Dataset entries -
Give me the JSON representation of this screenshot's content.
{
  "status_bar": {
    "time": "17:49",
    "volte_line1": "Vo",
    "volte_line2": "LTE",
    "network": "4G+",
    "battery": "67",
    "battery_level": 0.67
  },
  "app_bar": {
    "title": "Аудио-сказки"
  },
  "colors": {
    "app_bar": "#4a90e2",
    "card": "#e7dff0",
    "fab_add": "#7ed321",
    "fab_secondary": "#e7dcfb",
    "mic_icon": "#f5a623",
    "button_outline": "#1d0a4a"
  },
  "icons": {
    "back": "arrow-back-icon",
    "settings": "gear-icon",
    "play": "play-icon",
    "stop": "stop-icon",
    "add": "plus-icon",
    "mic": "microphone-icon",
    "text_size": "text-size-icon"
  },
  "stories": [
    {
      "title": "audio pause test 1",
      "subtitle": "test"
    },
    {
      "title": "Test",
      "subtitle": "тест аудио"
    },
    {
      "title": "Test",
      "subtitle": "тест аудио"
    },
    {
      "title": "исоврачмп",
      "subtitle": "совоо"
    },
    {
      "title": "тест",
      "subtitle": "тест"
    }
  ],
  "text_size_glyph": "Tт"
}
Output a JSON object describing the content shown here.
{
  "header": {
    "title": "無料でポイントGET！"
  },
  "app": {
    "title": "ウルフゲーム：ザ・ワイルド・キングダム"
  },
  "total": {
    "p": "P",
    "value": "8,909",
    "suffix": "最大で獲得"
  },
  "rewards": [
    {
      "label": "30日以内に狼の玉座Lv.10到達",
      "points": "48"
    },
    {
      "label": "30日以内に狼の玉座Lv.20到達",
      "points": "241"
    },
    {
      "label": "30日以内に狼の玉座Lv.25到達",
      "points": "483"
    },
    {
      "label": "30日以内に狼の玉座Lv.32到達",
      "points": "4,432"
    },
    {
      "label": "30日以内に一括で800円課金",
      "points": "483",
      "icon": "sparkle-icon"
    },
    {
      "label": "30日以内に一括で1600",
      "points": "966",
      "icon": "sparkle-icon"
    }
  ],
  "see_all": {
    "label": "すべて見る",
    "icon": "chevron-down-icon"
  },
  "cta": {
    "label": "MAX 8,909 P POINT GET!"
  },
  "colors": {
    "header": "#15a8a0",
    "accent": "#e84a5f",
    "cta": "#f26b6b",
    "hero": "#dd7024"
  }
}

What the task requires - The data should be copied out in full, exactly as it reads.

Answer to this problem -
Give me the JSON representation of this screenshot's content.
{
  "status_bar": {
    "time": "17:49",
    "volte_line1": "Vo",
    "volte_line2": "LTE",
    "network": "4G+",
    "battery": "67",
    "battery_level": 0.67
  },
  "app_bar": {
    "title": "Аудио-сказки"
  },
  "colors": {
    "app_bar": "#4a90e2",
    "card": "#e7dff0",
    "fab_add": "#7ed321",
    "fab_secondary": "#e7dcfb",
    "mic_icon": "#f5a623",
    "button_outline": "#1d0a4a"
  },
  "icons": {
    "back": "arrow-back-icon",
    "settings": "gear-icon",
    "play": "play-icon",
    "stop": "stop-icon",
    "add": "plus-icon",
    "mic": "microphone-icon",
    "text_size": "text-size-icon"
  },
  "stories": [
    {
      "title": "audio pause test 1",
      "subtitle": "test"
    },
    {
      "title": "Test",
      "subtitle": "тест аудио"
    },
    {
      "title": "Test",
      "subtitle": "тест аудио"
    },
    {
      "title": "исоврачмп",
      "subtitle": "совоо"
    },
    {
      "title": "тест",
      "subtitle": "тест"
    }
  ],
  "text_size_glyph": "Tт"
}
Output a JSON object describing the content shown here.
{
  "header": {
    "title": "無料でポイントGET！"
  },
  "app": {
    "title": "ウルフゲーム：ザ・ワイルド・キングダム"
  },
  "total": {
    "p": "P",
    "value": "8,909",
    "suffix": "最大で獲得"
  },
  "rewards": [
    {
      "label": "30日以内に狼の玉座Lv.10到達",
      "points": "48"
    },
    {
      "label": "30日以内に狼の玉座Lv.20到達",
      "points": "241"
    },
    {
      "label": "30日以内に狼の玉座Lv.25到達",
      "points": "483"
    },
    {
      "label": "30日以内に狼の玉座Lv.32到達",
      "points": "4,432"
    },
    {
      "label": "30日以内に一括で800円課金",
      "points": "483",
      "icon": "sparkle-icon"
    },
    {
      "label": "30日以内に一括で1600",
      "points": "966",
      "icon": "sparkle-icon"
    }
  ],
  "see_all": {
    "label": "すべて見る",
    "icon": "chevron-down-icon"
  },
  "cta": {
    "label": "MAX 8,909 P POINT GET!"
  },
  "colors": {
    "header": "#15a8a0",
    "accent": "#e84a5f",
    "cta": "#f26b6b",
    "hero": "#dd7024"
  }
}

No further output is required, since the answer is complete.